/* ----------------------------------------------- Comment out annoying Snap... ----------------------------------------------- */

Wednesday, June 28, 2006

BBC Online Monopolist

The BBC site totally dominates Online World-Cup Viewing according to figures released by Nielsen Netratings.

· 3,004,174 people in the UK visited a sports or gambling website the week that finished with the day England beat Ecuador in the first knock-out round (Mon 19th – Sunday 26th June)

· This figure represents a 51% growth in audience to sports and gambling websites over the last four weeks

· 1,015,707 people visited a sports or gambling website on the day of England’s game against Ecuador – beating the 979,188 who visited on the Saturday England played Paraguay in their opening match

· BBC Sport was again the most popular sports website, this time with 1,585,237 Unique Visitors – a 58% share of the weekly sports and gambling audience

To be fair, I think the BBC are doing quite a good job and being quite innovative by broadcasting the matches live over broadband. Also, if you look and compare the BBC site to the second place site, Sky Sports News it is immediately apparent why people prefer the BBC just on content alone. I’m also sure a lot of quality of the BBC Site is due to media rights: Sky have resorted to reproducing artists impressions of goals.
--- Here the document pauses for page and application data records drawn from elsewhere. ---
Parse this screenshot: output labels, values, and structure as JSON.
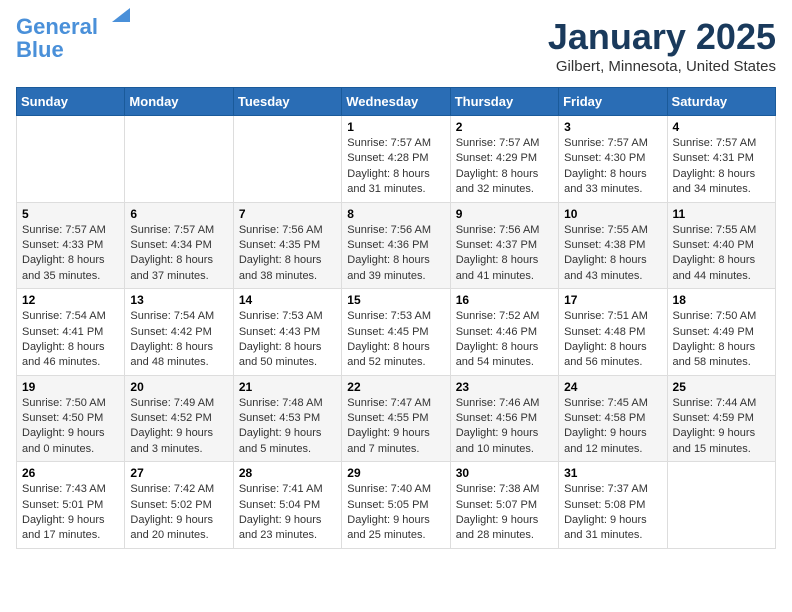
{
  "logo": {
    "line1": "General",
    "line2": "Blue"
  },
  "title": "January 2025",
  "location": "Gilbert, Minnesota, United States",
  "days_of_week": [
    "Sunday",
    "Monday",
    "Tuesday",
    "Wednesday",
    "Thursday",
    "Friday",
    "Saturday"
  ],
  "weeks": [
    [
      {
        "day": "",
        "info": ""
      },
      {
        "day": "",
        "info": ""
      },
      {
        "day": "",
        "info": ""
      },
      {
        "day": "1",
        "info": "Sunrise: 7:57 AM\nSunset: 4:28 PM\nDaylight: 8 hours\nand 31 minutes."
      },
      {
        "day": "2",
        "info": "Sunrise: 7:57 AM\nSunset: 4:29 PM\nDaylight: 8 hours\nand 32 minutes."
      },
      {
        "day": "3",
        "info": "Sunrise: 7:57 AM\nSunset: 4:30 PM\nDaylight: 8 hours\nand 33 minutes."
      },
      {
        "day": "4",
        "info": "Sunrise: 7:57 AM\nSunset: 4:31 PM\nDaylight: 8 hours\nand 34 minutes."
      }
    ],
    [
      {
        "day": "5",
        "info": "Sunrise: 7:57 AM\nSunset: 4:33 PM\nDaylight: 8 hours\nand 35 minutes."
      },
      {
        "day": "6",
        "info": "Sunrise: 7:57 AM\nSunset: 4:34 PM\nDaylight: 8 hours\nand 37 minutes."
      },
      {
        "day": "7",
        "info": "Sunrise: 7:56 AM\nSunset: 4:35 PM\nDaylight: 8 hours\nand 38 minutes."
      },
      {
        "day": "8",
        "info": "Sunrise: 7:56 AM\nSunset: 4:36 PM\nDaylight: 8 hours\nand 39 minutes."
      },
      {
        "day": "9",
        "info": "Sunrise: 7:56 AM\nSunset: 4:37 PM\nDaylight: 8 hours\nand 41 minutes."
      },
      {
        "day": "10",
        "info": "Sunrise: 7:55 AM\nSunset: 4:38 PM\nDaylight: 8 hours\nand 43 minutes."
      },
      {
        "day": "11",
        "info": "Sunrise: 7:55 AM\nSunset: 4:40 PM\nDaylight: 8 hours\nand 44 minutes."
      }
    ],
    [
      {
        "day": "12",
        "info": "Sunrise: 7:54 AM\nSunset: 4:41 PM\nDaylight: 8 hours\nand 46 minutes."
      },
      {
        "day": "13",
        "info": "Sunrise: 7:54 AM\nSunset: 4:42 PM\nDaylight: 8 hours\nand 48 minutes."
      },
      {
        "day": "14",
        "info": "Sunrise: 7:53 AM\nSunset: 4:43 PM\nDaylight: 8 hours\nand 50 minutes."
      },
      {
        "day": "15",
        "info": "Sunrise: 7:53 AM\nSunset: 4:45 PM\nDaylight: 8 hours\nand 52 minutes."
      },
      {
        "day": "16",
        "info": "Sunrise: 7:52 AM\nSunset: 4:46 PM\nDaylight: 8 hours\nand 54 minutes."
      },
      {
        "day": "17",
        "info": "Sunrise: 7:51 AM\nSunset: 4:48 PM\nDaylight: 8 hours\nand 56 minutes."
      },
      {
        "day": "18",
        "info": "Sunrise: 7:50 AM\nSunset: 4:49 PM\nDaylight: 8 hours\nand 58 minutes."
      }
    ],
    [
      {
        "day": "19",
        "info": "Sunrise: 7:50 AM\nSunset: 4:50 PM\nDaylight: 9 hours\nand 0 minutes."
      },
      {
        "day": "20",
        "info": "Sunrise: 7:49 AM\nSunset: 4:52 PM\nDaylight: 9 hours\nand 3 minutes."
      },
      {
        "day": "21",
        "info": "Sunrise: 7:48 AM\nSunset: 4:53 PM\nDaylight: 9 hours\nand 5 minutes."
      },
      {
        "day": "22",
        "info": "Sunrise: 7:47 AM\nSunset: 4:55 PM\nDaylight: 9 hours\nand 7 minutes."
      },
      {
        "day": "23",
        "info": "Sunrise: 7:46 AM\nSunset: 4:56 PM\nDaylight: 9 hours\nand 10 minutes."
      },
      {
        "day": "24",
        "info": "Sunrise: 7:45 AM\nSunset: 4:58 PM\nDaylight: 9 hours\nand 12 minutes."
      },
      {
        "day": "25",
        "info": "Sunrise: 7:44 AM\nSunset: 4:59 PM\nDaylight: 9 hours\nand 15 minutes."
      }
    ],
    [
      {
        "day": "26",
        "info": "Sunrise: 7:43 AM\nSunset: 5:01 PM\nDaylight: 9 hours\nand 17 minutes."
      },
      {
        "day": "27",
        "info": "Sunrise: 7:42 AM\nSunset: 5:02 PM\nDaylight: 9 hours\nand 20 minutes."
      },
      {
        "day": "28",
        "info": "Sunrise: 7:41 AM\nSunset: 5:04 PM\nDaylight: 9 hours\nand 23 minutes."
      },
      {
        "day": "29",
        "info": "Sunrise: 7:40 AM\nSunset: 5:05 PM\nDaylight: 9 hours\nand 25 minutes."
      },
      {
        "day": "30",
        "info": "Sunrise: 7:38 AM\nSunset: 5:07 PM\nDaylight: 9 hours\nand 28 minutes."
      },
      {
        "day": "31",
        "info": "Sunrise: 7:37 AM\nSunset: 5:08 PM\nDaylight: 9 hours\nand 31 minutes."
      },
      {
        "day": "",
        "info": ""
      }
    ]
  ]
}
However, my questions are “Is the World Cup really something that should be covered by a Public Broadcaster?” and more importantly “Why is the BBC monopolising the online rights?”

On the Public Broadcasting side the BBC and ITV jointly secured the rights to the World Cup in 2002 and 2006 for £160m. Note, the World Cup is a “listed event” and therefore can only be broadcast on the BBC, ITV or Channel4.

In terms of overall rights, the UK is paying around 12% of total rights, depending upon your £:$ conversion rate.

The BBC/ITV has since secured the rights for the 2010 and 2014 World Cup as part of a not-so-mega €1bn bid securing the rights across the world of Europe. So the BBC and ITV coverage is here to stay and is secured through both a non-competitive and non-transparent tender process. As far as I am aware, ITV and the BBC have not revealed how much the rights cost them individually. Personally, I feel the “listed event” mechanism is just a process to remove Sky from the bidding and secure broadcast rights at a lower than market price.

However, the online rights are not covered by any “listed events” constraints and therefore theoretically could be purchased by anyone. Of course, the BBC does not reveal how much it paid for the on-line rights. BBC has huge advantages in terms of the size of team (300) that it has sent out to Germany and no doubt a certain proportion of these are employed fully on BBC New Media work. But, more importantly is the relentless cross-promotion on every World Cup show and on numerous adverts showing up and coming events in between normal BBC programming. Obviously, it would be impossible for a non-broadcaster provider to replicate this promotion. It is also noteworthy that ITV appear nowhere in the online market share world and have no video content, obviously they didn’t buy the “new media” rights. In fact it shows the strength of the SkySports brand that they are beating ITV hands down in the online world.

Personally, I think the BBC is being allowed to be too aggressive in the online space. They currently dominant the news category and I would hate to them expand into other categories.